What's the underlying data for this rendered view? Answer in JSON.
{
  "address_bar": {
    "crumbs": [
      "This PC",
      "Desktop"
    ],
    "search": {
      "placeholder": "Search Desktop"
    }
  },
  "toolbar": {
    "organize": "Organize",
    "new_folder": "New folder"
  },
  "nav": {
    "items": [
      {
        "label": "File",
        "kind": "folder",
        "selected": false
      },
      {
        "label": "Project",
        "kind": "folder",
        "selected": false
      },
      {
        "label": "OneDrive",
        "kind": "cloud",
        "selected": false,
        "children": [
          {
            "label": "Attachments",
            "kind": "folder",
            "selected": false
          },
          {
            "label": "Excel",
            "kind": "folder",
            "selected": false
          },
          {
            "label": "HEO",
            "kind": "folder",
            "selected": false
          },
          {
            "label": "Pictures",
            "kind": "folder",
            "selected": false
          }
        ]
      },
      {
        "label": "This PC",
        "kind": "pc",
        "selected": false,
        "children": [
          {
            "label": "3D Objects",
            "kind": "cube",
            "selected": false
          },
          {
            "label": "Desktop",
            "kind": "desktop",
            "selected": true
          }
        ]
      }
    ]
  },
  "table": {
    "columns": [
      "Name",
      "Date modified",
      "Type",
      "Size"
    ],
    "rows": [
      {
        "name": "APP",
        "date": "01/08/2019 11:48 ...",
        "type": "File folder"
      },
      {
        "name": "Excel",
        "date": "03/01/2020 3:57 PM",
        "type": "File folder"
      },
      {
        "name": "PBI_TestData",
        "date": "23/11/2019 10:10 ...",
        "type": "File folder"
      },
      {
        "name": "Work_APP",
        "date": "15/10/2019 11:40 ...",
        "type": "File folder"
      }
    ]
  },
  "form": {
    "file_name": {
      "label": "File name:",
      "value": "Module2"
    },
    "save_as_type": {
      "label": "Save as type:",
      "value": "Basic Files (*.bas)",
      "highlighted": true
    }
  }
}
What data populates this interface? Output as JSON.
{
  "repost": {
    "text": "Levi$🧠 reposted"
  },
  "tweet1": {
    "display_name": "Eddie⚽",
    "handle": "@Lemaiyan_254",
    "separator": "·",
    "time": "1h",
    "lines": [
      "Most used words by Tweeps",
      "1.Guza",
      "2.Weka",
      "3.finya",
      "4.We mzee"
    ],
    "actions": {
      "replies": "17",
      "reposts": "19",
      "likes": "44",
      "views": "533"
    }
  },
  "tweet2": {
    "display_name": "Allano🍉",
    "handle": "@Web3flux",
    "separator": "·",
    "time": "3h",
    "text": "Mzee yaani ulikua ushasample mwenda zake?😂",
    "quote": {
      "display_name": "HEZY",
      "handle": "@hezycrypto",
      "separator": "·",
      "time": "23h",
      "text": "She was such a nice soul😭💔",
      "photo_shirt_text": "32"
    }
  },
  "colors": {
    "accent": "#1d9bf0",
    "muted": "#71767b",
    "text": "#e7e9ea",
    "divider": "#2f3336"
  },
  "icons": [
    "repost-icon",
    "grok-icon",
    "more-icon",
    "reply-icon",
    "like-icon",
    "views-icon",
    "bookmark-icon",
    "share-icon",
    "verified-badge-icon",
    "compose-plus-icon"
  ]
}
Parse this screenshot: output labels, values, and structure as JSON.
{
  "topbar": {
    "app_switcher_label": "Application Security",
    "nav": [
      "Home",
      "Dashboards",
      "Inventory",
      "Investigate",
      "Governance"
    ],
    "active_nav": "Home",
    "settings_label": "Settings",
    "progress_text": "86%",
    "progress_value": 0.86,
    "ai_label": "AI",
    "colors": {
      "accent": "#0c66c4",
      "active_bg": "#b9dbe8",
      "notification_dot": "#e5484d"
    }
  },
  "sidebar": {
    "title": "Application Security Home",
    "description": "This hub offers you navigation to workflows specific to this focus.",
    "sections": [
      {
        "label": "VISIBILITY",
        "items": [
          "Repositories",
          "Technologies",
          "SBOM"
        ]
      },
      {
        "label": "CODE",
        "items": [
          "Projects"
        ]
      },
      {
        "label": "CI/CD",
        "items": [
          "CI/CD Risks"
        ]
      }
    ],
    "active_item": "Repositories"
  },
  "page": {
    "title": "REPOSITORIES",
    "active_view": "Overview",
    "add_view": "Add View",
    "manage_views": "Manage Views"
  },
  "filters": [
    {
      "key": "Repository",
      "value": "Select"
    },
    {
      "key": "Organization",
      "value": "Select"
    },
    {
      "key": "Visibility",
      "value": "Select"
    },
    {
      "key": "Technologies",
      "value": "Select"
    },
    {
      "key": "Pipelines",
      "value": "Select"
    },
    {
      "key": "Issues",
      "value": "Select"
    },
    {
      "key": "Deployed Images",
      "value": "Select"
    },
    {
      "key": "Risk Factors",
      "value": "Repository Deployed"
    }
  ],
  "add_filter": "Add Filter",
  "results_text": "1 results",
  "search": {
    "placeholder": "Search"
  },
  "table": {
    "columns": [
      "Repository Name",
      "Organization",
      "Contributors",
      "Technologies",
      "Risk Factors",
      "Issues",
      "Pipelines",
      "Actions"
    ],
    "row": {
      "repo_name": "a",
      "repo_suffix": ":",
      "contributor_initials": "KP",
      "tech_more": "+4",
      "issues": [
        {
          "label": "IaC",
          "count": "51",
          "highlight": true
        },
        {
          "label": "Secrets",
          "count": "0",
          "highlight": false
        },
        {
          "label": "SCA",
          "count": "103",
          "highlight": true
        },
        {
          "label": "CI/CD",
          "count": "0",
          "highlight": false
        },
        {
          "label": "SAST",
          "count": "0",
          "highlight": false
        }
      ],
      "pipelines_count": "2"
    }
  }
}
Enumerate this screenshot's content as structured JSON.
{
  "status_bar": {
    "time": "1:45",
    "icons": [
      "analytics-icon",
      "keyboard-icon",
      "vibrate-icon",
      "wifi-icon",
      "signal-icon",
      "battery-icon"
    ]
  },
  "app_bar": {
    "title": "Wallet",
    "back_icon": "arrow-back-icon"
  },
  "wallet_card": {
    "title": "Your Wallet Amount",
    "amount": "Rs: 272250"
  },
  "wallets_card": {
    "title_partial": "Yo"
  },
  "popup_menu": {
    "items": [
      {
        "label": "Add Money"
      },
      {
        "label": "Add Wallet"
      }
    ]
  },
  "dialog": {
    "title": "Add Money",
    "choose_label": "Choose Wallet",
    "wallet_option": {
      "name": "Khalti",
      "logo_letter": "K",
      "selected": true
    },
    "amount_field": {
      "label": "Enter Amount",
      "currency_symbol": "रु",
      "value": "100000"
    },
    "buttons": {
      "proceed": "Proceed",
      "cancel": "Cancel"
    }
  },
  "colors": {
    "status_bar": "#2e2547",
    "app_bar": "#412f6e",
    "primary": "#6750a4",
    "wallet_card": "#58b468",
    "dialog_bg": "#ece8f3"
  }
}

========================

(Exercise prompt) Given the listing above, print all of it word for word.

(Completed task)
What's the underlying data for this rendered view? Answer in JSON.
{
  "address_bar": {
    "crumbs": [
      "This PC",
      "Desktop"
    ],
    "search": {
      "placeholder": "Search Desktop"
    }
  },
  "toolbar": {
    "organize": "Organize",
    "new_folder": "New folder"
  },
  "nav": {
    "items": [
      {
        "label": "File",
        "kind": "folder",
        "selected": false
      },
      {
        "label": "Project",
        "kind": "folder",
        "selected": false
      },
      {
        "label": "OneDrive",
        "kind": "cloud",
        "selected": false,
        "children": [
          {
            "label": "Attachments",
            "kind": "folder",
            "selected": false
          },
          {
            "label": "Excel",
            "kind": "folder",
            "selected": false
          },
          {
            "label": "HEO",
            "kind": "folder",
            "selected": false
          },
          {
            "label": "Pictures",
            "kind": "folder",
            "selected": false
          }
        ]
      },
      {
        "label": "This PC",
        "kind": "pc",
        "selected": false,
        "children": [
          {
            "label": "3D Objects",
            "kind": "cube",
            "selected": false
          },
          {
            "label": "Desktop",
            "kind": "desktop",
            "selected": true
          }
        ]
      }
    ]
  },
  "table": {
    "columns": [
      "Name",
      "Date modified",
      "Type",
      "Size"
    ],
    "rows": [
      {
        "name": "APP",
        "date": "01/08/2019 11:48 ...",
        "type": "File folder"
      },
      {
        "name": "Excel",
        "date": "03/01/2020 3:57 PM",
        "type": "File folder"
      },
      {
        "name": "PBI_TestData",
        "date": "23/11/2019 10:10 ...",
        "type": "File folder"
      },
      {
        "name": "Work_APP",
        "date": "15/10/2019 11:40 ...",
        "type": "File folder"
      }
    ]
  },
  "form": {
    "file_name": {
      "label": "File name:",
      "value": "Module2"
    },
    "save_as_type": {
      "label": "Save as type:",
      "value": "Basic Files (*.bas)",
      "highlighted": true
    }
  }
}
What data populates this interface? Output as JSON.
{
  "repost": {
    "text": "Levi$🧠 reposted"
  },
  "tweet1": {
    "display_name": "Eddie⚽",
    "handle": "@Lemaiyan_254",
    "separator": "·",
    "time": "1h",
    "lines": [
      "Most used words by Tweeps",
      "1.Guza",
      "2.Weka",
      "3.finya",
      "4.We mzee"
    ],
    "actions": {
      "replies": "17",
      "reposts": "19",
      "likes": "44",
      "views": "533"
    }
  },
  "tweet2": {
    "display_name": "Allano🍉",
    "handle": "@Web3flux",
    "separator": "·",
    "time": "3h",
    "text": "Mzee yaani ulikua ushasample mwenda zake?😂",
    "quote": {
      "display_name": "HEZY",
      "handle": "@hezycrypto",
      "separator": "·",
      "time": "23h",
      "text": "She was such a nice soul😭💔",
      "photo_shirt_text": "32"
    }
  },
  "colors": {
    "accent": "#1d9bf0",
    "muted": "#71767b",
    "text": "#e7e9ea",
    "divider": "#2f3336"
  },
  "icons": [
    "repost-icon",
    "grok-icon",
    "more-icon",
    "reply-icon",
    "like-icon",
    "views-icon",
    "bookmark-icon",
    "share-icon",
    "verified-badge-icon",
    "compose-plus-icon"
  ]
}
Parse this screenshot: output labels, values, and structure as JSON.
{
  "topbar": {
    "app_switcher_label": "Application Security",
    "nav": [
      "Home",
      "Dashboards",
      "Inventory",
      "Investigate",
      "Governance"
    ],
    "active_nav": "Home",
    "settings_label": "Settings",
    "progress_text": "86%",
    "progress_value": 0.86,
    "ai_label": "AI",
    "colors": {
      "accent": "#0c66c4",
      "active_bg": "#b9dbe8",
      "notification_dot": "#e5484d"
    }
  },
  "sidebar": {
    "title": "Application Security Home",
    "description": "This hub offers you navigation to workflows specific to this focus.",
    "sections": [
      {
        "label": "VISIBILITY",
        "items": [
          "Repositories",
          "Technologies",
          "SBOM"
        ]
      },
      {
        "label": "CODE",
        "items": [
          "Projects"
        ]
      },
      {
        "label": "CI/CD",
        "items": [
          "CI/CD Risks"
        ]
      }
    ],
    "active_item": "Repositories"
  },
  "page": {
    "title": "REPOSITORIES",
    "active_view": "Overview",
    "add_view": "Add View",
    "manage_views": "Manage Views"
  },
  "filters": [
    {
      "key": "Repository",
      "value": "Select"
    },
    {
      "key": "Organization",
      "value": "Select"
    },
    {
      "key": "Visibility",
      "value": "Select"
    },
    {
      "key": "Technologies",
      "value": "Select"
    },
    {
      "key": "Pipelines",
      "value": "Select"
    },
    {
      "key": "Issues",
      "value": "Select"
    },
    {
      "key": "Deployed Images",
      "value": "Select"
    },
    {
      "key": "Risk Factors",
      "value": "Repository Deployed"
    }
  ],
  "add_filter": "Add Filter",
  "results_text": "1 results",
  "search": {
    "placeholder": "Search"
  },
  "table": {
    "columns": [
      "Repository Name",
      "Organization",
      "Contributors",
      "Technologies",
      "Risk Factors",
      "Issues",
      "Pipelines",
      "Actions"
    ],
    "row": {
      "repo_name": "a",
      "repo_suffix": ":",
      "contributor_initials": "KP",
      "tech_more": "+4",
      "issues": [
        {
          "label": "IaC",
          "count": "51",
          "highlight": true
        },
        {
          "label": "Secrets",
          "count": "0",
          "highlight": false
        },
        {
          "label": "SCA",
          "count": "103",
          "highlight": true
        },
        {
          "label": "CI/CD",
          "count": "0",
          "highlight": false
        },
        {
          "label": "SAST",
          "count": "0",
          "highlight": false
        }
      ],
      "pipelines_count": "2"
    }
  }
}
Enumerate this screenshot's content as structured JSON.
{
  "status_bar": {
    "time": "1:45",
    "icons": [
      "analytics-icon",
      "keyboard-icon",
      "vibrate-icon",
      "wifi-icon",
      "signal-icon",
      "battery-icon"
    ]
  },
  "app_bar": {
    "title": "Wallet",
    "back_icon": "arrow-back-icon"
  },
  "wallet_card": {
    "title": "Your Wallet Amount",
    "amount": "Rs: 272250"
  },
  "wallets_card": {
    "title_partial": "Yo"
  },
  "popup_menu": {
    "items": [
      {
        "label": "Add Money"
      },
      {
        "label": "Add Wallet"
      }
    ]
  },
  "dialog": {
    "title": "Add Money",
    "choose_label": "Choose Wallet",
    "wallet_option": {
      "name": "Khalti",
      "logo_letter": "K",
      "selected": true
    },
    "amount_field": {
      "label": "Enter Amount",
      "currency_symbol": "रु",
      "value": "100000"
    },
    "buttons": {
      "proceed": "Proceed",
      "cancel": "Cancel"
    }
  },
  "colors": {
    "status_bar": "#2e2547",
    "app_bar": "#412f6e",
    "primary": "#6750a4",
    "wallet_card": "#58b468",
    "dialog_bg": "#ece8f3"
  }
}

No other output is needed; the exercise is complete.